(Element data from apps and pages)
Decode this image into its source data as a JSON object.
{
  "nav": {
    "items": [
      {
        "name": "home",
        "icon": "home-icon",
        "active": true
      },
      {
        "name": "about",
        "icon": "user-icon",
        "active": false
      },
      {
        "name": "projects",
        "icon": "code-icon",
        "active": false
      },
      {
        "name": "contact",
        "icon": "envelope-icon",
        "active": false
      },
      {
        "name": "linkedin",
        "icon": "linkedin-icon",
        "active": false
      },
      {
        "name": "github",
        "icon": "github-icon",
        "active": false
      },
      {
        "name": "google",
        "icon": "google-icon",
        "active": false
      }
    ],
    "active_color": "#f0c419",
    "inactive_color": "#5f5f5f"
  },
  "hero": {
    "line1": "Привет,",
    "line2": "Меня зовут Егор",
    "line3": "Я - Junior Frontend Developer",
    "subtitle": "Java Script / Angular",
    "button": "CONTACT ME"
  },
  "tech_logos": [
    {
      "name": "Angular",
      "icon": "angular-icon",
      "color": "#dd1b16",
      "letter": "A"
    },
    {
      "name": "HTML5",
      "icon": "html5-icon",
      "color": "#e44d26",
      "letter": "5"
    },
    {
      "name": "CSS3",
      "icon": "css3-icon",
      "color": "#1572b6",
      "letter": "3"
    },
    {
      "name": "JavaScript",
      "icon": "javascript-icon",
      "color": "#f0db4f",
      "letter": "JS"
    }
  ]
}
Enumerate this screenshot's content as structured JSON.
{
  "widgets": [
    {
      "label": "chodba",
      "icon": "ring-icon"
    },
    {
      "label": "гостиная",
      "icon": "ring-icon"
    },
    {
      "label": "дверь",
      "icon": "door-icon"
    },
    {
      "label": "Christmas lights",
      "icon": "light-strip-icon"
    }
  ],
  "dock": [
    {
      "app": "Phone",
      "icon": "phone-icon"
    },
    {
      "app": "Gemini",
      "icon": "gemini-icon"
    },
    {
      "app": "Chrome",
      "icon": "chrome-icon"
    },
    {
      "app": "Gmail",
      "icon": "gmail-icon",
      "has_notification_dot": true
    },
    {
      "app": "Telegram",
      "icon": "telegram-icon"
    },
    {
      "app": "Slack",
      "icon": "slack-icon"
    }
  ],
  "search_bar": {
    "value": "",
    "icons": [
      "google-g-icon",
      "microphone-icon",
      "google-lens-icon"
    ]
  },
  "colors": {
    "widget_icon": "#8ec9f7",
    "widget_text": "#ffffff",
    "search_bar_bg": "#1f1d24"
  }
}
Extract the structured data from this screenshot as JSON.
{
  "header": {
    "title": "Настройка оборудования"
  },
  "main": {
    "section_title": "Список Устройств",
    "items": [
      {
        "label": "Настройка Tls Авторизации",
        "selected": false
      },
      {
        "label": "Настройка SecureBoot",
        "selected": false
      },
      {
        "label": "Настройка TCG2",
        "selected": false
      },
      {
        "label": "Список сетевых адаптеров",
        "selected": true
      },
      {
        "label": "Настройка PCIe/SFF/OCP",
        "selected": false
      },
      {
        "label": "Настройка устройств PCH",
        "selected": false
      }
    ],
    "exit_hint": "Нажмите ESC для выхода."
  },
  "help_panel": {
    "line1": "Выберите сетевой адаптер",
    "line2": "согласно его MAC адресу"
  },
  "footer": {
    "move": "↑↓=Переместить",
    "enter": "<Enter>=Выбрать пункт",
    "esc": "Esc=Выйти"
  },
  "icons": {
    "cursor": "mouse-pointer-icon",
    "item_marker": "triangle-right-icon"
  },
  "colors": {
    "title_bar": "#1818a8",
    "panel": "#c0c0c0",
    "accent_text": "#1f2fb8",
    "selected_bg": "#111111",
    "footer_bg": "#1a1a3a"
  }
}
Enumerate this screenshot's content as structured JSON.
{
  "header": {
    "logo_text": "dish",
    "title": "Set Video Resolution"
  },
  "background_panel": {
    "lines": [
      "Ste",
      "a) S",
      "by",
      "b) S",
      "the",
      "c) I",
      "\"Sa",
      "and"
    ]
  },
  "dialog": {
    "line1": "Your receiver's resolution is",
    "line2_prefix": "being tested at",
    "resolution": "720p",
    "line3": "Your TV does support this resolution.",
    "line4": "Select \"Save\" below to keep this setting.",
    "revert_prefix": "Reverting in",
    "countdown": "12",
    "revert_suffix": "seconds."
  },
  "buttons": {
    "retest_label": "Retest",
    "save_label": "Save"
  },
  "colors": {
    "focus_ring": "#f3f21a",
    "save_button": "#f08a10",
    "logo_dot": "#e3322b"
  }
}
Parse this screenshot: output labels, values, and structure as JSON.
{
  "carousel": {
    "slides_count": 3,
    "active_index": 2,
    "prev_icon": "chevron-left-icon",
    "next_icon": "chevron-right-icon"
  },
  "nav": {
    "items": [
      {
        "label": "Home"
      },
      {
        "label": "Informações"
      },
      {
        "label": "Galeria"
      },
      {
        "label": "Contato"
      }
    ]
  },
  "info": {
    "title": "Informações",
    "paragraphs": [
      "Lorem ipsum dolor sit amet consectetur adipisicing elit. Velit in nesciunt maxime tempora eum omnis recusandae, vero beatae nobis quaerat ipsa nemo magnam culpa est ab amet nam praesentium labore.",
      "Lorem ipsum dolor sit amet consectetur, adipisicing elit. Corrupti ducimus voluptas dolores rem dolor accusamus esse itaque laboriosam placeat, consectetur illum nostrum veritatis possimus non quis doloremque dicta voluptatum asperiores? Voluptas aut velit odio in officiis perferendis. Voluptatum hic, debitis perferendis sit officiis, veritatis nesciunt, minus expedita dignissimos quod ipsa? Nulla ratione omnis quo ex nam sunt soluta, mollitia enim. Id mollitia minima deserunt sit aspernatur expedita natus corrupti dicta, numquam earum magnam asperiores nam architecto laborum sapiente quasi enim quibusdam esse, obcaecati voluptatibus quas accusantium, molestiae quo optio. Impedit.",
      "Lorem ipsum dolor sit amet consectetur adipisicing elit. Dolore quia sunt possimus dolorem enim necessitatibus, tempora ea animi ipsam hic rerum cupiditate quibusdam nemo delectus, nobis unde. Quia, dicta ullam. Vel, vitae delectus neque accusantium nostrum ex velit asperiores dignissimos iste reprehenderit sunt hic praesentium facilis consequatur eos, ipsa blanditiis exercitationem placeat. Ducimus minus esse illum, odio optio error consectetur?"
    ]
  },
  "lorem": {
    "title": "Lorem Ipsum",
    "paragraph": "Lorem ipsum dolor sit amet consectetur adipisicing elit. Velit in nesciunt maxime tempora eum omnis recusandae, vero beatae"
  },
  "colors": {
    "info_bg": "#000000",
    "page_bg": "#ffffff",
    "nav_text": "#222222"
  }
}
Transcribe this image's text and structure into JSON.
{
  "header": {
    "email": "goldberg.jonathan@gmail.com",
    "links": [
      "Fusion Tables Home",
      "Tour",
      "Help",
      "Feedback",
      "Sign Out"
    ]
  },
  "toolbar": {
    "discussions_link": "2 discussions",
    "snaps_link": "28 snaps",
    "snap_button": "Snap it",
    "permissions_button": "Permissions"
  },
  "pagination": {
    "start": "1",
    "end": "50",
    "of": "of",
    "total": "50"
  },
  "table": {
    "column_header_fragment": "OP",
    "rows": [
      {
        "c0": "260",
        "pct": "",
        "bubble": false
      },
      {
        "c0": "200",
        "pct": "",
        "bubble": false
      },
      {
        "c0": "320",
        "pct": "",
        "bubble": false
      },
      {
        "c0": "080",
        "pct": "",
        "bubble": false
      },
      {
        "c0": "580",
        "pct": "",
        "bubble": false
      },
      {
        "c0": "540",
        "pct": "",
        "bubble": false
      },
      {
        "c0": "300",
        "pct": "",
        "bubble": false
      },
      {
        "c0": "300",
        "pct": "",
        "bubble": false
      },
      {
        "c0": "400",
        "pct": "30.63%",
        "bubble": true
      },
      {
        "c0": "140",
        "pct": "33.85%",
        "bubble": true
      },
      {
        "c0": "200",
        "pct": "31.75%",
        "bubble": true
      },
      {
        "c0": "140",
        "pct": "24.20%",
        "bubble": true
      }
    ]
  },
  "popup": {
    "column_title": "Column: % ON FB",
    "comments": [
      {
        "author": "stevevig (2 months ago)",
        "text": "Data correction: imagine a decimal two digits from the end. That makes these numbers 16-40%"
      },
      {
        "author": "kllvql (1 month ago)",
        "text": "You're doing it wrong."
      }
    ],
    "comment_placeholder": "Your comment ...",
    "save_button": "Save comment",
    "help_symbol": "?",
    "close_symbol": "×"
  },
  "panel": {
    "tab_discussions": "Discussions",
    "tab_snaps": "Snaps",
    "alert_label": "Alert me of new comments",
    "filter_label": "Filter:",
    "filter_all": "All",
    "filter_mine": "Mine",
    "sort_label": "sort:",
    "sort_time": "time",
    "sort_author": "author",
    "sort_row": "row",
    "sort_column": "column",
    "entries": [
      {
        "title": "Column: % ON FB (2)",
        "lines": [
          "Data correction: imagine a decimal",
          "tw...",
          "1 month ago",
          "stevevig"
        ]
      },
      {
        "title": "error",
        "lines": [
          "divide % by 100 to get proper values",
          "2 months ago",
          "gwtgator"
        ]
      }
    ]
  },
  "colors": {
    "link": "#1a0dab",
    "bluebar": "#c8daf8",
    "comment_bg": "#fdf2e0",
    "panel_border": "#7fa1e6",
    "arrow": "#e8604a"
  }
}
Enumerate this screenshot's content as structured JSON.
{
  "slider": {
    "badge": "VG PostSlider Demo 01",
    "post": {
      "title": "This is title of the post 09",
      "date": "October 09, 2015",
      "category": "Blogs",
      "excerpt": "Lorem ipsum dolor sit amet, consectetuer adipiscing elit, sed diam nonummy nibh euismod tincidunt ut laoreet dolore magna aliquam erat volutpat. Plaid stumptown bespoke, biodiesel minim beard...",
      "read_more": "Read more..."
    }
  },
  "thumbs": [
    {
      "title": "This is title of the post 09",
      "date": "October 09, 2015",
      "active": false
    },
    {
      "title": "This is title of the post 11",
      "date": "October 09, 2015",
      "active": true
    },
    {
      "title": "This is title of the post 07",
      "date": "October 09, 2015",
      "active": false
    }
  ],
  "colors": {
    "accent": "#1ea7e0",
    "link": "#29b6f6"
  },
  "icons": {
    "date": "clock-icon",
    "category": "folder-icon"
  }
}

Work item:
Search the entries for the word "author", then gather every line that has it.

Answer for the task:
        "author": "stevevig (2 months ago)",
        "author": "kllvql (1 month ago)",
    "sort_author": "author",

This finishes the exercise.